7:10 You see this way every time we launch our script, we clean our endpoint and then we post,
7:16 let's go back to our terminal window and launch our client again, alright, first comes the delete with 204,
7:30 which is no content, it is what we expected, and then, people had been posted and the response was 201, which is created, so it looks good.
7:41 Let's go back to Postman and check the people endpoint, it was an empty endpoint, now it should have two documents,
7:48 here they are, this is an array with two documents, looking good. Back to our code, how about we now get data from the server,
7:57 let's do that, get people function, one liner again, request.get url for people so get at the people endpoint and as you guess already
8:11 the response status code is printed on the second line. Get people, so first, delete everything, then post people and then download,
8:22 now if we download these guys here we probably also want to see them to make sure we downloaded the right data, so we might do something like this,
8:31 so if the status code is actually ok, we get the Json from the response here, and of that Json, we get the items array,
8:40 we print the number of people in this line and then we iterate over the people array so for person in people and for every person we print first name
8:51 and the unique id of the person, it should be good, let's save, and again, launch our client. So we got delete in, then we got a post in and finally,
9:07 we downloaded from the server with a ok response. Two people were downloaded, one was John with this id and then it was Mike with this id. Great.
9:18 So to wrap it up, I will say that all in all writing Rest clients in Python is really easy, and this is mostly thanks to the request library
9:28 which does most of the work for us. If you think about it, our functions here are just one or two liners,
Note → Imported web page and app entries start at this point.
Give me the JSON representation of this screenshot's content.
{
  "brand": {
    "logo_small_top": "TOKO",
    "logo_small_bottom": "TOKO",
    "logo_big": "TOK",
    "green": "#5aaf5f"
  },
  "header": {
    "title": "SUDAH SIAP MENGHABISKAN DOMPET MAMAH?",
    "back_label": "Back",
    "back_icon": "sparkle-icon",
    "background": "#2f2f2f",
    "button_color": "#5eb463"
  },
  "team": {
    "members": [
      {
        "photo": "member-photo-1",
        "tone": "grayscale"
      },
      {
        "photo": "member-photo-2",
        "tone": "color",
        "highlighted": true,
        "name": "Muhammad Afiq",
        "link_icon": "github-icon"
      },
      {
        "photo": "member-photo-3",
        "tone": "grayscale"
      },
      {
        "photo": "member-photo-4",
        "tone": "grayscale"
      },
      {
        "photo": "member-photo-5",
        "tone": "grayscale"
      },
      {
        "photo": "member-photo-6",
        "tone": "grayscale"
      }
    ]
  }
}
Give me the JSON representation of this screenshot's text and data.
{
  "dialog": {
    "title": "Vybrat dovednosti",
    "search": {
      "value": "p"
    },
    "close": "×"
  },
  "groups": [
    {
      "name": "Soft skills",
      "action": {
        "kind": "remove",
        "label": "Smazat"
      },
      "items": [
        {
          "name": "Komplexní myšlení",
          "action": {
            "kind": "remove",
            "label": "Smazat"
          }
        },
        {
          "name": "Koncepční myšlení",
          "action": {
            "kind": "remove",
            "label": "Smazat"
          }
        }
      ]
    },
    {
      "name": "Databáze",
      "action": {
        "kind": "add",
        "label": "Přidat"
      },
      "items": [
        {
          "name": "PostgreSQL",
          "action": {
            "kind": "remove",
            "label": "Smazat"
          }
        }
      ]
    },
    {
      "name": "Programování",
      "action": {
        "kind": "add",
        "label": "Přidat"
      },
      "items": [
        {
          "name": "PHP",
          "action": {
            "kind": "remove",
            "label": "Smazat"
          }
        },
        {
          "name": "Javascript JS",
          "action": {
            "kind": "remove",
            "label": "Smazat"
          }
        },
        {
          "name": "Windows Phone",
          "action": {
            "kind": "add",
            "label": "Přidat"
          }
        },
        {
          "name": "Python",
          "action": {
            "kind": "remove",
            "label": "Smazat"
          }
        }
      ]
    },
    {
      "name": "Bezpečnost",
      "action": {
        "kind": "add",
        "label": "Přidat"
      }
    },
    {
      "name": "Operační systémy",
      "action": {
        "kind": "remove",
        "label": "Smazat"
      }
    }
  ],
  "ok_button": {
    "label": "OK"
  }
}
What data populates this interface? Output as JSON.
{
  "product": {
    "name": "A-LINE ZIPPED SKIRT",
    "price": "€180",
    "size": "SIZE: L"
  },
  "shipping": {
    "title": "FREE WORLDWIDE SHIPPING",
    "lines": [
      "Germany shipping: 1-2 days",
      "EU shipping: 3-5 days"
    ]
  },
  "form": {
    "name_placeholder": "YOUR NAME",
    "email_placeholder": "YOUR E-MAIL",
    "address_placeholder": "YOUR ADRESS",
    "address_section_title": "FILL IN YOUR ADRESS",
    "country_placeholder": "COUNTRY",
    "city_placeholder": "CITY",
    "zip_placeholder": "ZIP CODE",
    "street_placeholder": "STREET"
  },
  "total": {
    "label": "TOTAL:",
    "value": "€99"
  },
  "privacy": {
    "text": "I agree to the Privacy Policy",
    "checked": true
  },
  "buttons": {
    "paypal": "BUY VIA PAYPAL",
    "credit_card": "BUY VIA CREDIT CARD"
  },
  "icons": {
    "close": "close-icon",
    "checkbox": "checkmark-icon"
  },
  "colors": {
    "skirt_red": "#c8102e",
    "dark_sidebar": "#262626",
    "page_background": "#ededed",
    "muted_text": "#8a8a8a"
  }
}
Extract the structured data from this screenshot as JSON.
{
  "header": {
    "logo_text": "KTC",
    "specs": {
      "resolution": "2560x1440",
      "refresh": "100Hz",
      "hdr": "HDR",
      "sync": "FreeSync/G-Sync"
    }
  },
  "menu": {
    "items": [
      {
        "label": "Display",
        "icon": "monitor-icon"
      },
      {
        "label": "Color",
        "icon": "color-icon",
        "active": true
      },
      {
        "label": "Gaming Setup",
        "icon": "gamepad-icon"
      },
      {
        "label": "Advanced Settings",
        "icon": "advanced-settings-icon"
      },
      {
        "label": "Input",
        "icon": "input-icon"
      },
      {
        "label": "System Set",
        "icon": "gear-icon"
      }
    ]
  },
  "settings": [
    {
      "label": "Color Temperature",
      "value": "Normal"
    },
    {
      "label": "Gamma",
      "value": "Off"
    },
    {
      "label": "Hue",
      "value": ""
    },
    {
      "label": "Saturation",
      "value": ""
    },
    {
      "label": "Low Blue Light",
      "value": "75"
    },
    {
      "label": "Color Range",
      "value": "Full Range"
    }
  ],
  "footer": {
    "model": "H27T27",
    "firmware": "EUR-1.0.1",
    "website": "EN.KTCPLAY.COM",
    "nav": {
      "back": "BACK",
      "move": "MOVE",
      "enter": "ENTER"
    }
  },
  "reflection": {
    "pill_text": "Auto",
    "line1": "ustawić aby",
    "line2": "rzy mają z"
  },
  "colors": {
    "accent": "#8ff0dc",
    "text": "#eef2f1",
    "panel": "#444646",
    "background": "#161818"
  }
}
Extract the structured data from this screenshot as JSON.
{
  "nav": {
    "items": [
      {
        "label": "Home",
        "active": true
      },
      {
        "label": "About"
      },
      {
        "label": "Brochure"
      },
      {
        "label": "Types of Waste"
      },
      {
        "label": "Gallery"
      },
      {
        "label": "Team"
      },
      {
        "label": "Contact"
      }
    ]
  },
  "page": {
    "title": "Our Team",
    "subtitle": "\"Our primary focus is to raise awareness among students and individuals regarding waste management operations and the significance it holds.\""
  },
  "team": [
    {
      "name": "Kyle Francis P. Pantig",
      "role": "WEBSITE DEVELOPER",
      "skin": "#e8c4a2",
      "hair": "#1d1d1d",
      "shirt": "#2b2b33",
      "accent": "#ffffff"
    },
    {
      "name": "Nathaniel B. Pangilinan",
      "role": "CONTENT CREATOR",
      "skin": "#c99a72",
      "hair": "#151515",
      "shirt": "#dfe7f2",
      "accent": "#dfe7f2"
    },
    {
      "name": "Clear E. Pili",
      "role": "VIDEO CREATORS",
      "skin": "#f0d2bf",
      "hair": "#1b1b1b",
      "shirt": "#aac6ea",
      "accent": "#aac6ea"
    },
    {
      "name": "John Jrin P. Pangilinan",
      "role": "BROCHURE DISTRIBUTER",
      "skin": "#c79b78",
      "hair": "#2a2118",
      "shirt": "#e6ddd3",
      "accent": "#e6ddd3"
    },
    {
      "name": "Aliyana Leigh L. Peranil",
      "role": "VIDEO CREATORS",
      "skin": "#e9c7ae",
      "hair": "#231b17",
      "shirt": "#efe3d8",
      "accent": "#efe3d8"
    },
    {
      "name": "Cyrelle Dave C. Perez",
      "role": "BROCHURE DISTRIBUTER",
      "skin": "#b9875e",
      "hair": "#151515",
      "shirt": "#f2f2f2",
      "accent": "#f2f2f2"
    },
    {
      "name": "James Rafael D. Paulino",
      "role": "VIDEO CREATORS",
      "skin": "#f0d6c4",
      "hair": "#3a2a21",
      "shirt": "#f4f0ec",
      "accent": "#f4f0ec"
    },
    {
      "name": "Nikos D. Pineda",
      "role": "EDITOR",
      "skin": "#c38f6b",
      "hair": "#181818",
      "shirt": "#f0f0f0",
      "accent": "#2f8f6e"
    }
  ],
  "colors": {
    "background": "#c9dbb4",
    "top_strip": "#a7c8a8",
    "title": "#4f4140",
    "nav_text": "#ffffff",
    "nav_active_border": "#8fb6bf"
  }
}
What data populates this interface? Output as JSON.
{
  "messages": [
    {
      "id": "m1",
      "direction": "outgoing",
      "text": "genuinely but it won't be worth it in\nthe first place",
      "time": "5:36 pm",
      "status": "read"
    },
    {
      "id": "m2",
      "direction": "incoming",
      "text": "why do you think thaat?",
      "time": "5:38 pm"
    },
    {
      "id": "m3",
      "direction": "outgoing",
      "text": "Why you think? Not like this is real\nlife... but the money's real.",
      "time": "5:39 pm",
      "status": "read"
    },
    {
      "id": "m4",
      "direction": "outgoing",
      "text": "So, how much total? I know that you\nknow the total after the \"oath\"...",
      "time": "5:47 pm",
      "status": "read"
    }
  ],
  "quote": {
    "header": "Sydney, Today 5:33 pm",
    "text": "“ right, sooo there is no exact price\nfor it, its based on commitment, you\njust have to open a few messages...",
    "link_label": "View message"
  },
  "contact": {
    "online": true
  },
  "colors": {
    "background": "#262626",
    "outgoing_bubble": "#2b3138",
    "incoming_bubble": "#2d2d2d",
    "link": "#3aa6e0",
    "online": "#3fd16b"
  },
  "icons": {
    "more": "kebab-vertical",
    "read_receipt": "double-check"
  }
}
9:35 and if the get people which is the most complex has only one meaningful line which is this one, the Rest is just parsing.